*** Opening of Extracted entries ***

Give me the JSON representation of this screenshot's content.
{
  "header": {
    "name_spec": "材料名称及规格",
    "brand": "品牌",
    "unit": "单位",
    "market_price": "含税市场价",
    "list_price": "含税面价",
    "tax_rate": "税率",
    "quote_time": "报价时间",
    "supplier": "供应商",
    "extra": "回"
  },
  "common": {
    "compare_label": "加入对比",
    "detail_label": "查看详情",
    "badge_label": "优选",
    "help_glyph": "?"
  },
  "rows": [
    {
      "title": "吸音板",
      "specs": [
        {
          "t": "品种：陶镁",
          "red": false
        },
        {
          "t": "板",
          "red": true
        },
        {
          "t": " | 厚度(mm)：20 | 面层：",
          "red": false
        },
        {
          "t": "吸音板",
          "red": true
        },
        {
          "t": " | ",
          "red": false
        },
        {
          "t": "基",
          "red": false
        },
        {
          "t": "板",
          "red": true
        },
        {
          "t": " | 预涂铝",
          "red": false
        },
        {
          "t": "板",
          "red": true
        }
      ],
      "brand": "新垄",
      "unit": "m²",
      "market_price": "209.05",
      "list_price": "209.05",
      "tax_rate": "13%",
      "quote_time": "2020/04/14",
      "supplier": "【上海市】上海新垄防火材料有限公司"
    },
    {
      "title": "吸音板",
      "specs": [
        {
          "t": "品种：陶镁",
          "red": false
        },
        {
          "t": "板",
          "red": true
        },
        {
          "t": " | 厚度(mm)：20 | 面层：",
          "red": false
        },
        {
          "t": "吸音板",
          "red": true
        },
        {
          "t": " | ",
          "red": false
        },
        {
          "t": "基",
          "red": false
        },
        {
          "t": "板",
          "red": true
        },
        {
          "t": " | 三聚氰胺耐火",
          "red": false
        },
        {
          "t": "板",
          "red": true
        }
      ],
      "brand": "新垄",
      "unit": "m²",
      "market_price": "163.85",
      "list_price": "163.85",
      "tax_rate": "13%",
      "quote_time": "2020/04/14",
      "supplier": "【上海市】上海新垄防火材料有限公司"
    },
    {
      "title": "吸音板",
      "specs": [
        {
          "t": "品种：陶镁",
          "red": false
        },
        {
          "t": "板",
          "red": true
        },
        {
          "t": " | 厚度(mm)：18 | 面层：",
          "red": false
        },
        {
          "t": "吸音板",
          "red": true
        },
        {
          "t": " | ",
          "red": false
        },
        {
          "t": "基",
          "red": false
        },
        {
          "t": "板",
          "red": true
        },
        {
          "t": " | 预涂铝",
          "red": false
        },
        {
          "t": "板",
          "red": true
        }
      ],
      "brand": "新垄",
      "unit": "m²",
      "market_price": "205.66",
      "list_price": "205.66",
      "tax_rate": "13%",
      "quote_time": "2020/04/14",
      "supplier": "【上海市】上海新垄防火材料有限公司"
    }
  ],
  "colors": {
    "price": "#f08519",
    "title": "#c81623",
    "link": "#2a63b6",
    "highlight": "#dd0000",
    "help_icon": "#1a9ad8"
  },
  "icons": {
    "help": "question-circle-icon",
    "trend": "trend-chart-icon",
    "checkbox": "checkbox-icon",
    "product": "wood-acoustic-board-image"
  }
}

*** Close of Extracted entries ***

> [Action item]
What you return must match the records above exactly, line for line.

> [Solution for this problem]
Give me the JSON representation of this screenshot's content.
{
  "header": {
    "name_spec": "材料名称及规格",
    "brand": "品牌",
    "unit": "单位",
    "market_price": "含税市场价",
    "list_price": "含税面价",
    "tax_rate": "税率",
    "quote_time": "报价时间",
    "supplier": "供应商",
    "extra": "回"
  },
  "common": {
    "compare_label": "加入对比",
    "detail_label": "查看详情",
    "badge_label": "优选",
    "help_glyph": "?"
  },
  "rows": [
    {
      "title": "吸音板",
      "specs": [
        {
          "t": "品种：陶镁",
          "red": false
        },
        {
          "t": "板",
          "red": true
        },
        {
          "t": " | 厚度(mm)：20 | 面层：",
          "red": false
        },
        {
          "t": "吸音板",
          "red": true
        },
        {
          "t": " | ",
          "red": false
        },
        {
          "t": "基",
          "red": false
        },
        {
          "t": "板",
          "red": true
        },
        {
          "t": " | 预涂铝",
          "red": false
        },
        {
          "t": "板",
          "red": true
        }
      ],
      "brand": "新垄",
      "unit": "m²",
      "market_price": "209.05",
      "list_price": "209.05",
      "tax_rate": "13%",
      "quote_time": "2020/04/14",
      "supplier": "【上海市】上海新垄防火材料有限公司"
    },
    {
      "title": "吸音板",
      "specs": [
        {
          "t": "品种：陶镁",
          "red": false
        },
        {
          "t": "板",
          "red": true
        },
        {
          "t": " | 厚度(mm)：20 | 面层：",
          "red": false
        },
        {
          "t": "吸音板",
          "red": true
        },
        {
          "t": " | ",
          "red": false
        },
        {
          "t": "基",
          "red": false
        },
        {
          "t": "板",
          "red": true
        },
        {
          "t": " | 三聚氰胺耐火",
          "red": false
        },
        {
          "t": "板",
          "red": true
        }
      ],
      "brand": "新垄",
      "unit": "m²",
      "market_price": "163.85",
      "list_price": "163.85",
      "tax_rate": "13%",
      "quote_time": "2020/04/14",
      "supplier": "【上海市】上海新垄防火材料有限公司"
    },
    {
      "title": "吸音板",
      "specs": [
        {
          "t": "品种：陶镁",
          "red": false
        },
        {
          "t": "板",
          "red": true
        },
        {
          "t": " | 厚度(mm)：18 | 面层：",
          "red": false
        },
        {
          "t": "吸音板",
          "red": true
        },
        {
          "t": " | ",
          "red": false
        },
        {
          "t": "基",
          "red": false
        },
        {
          "t": "板",
          "red": true
        },
        {
          "t": " | 预涂铝",
          "red": false
        },
        {
          "t": "板",
          "red": true
        }
      ],
      "brand": "新垄",
      "unit": "m²",
      "market_price": "205.66",
      "list_price": "205.66",
      "tax_rate": "13%",
      "quote_time": "2020/04/14",
      "supplier": "【上海市】上海新垄防火材料有限公司"
    }
  ],
  "colors": {
    "price": "#f08519",
    "title": "#c81623",
    "link": "#2a63b6",
    "highlight": "#dd0000",
    "help_icon": "#1a9ad8"
  },
  "icons": {
    "help": "question-circle-icon",
    "trend": "trend-chart-icon",
    "checkbox": "checkbox-icon",
    "product": "wood-acoustic-board-image"
  }
}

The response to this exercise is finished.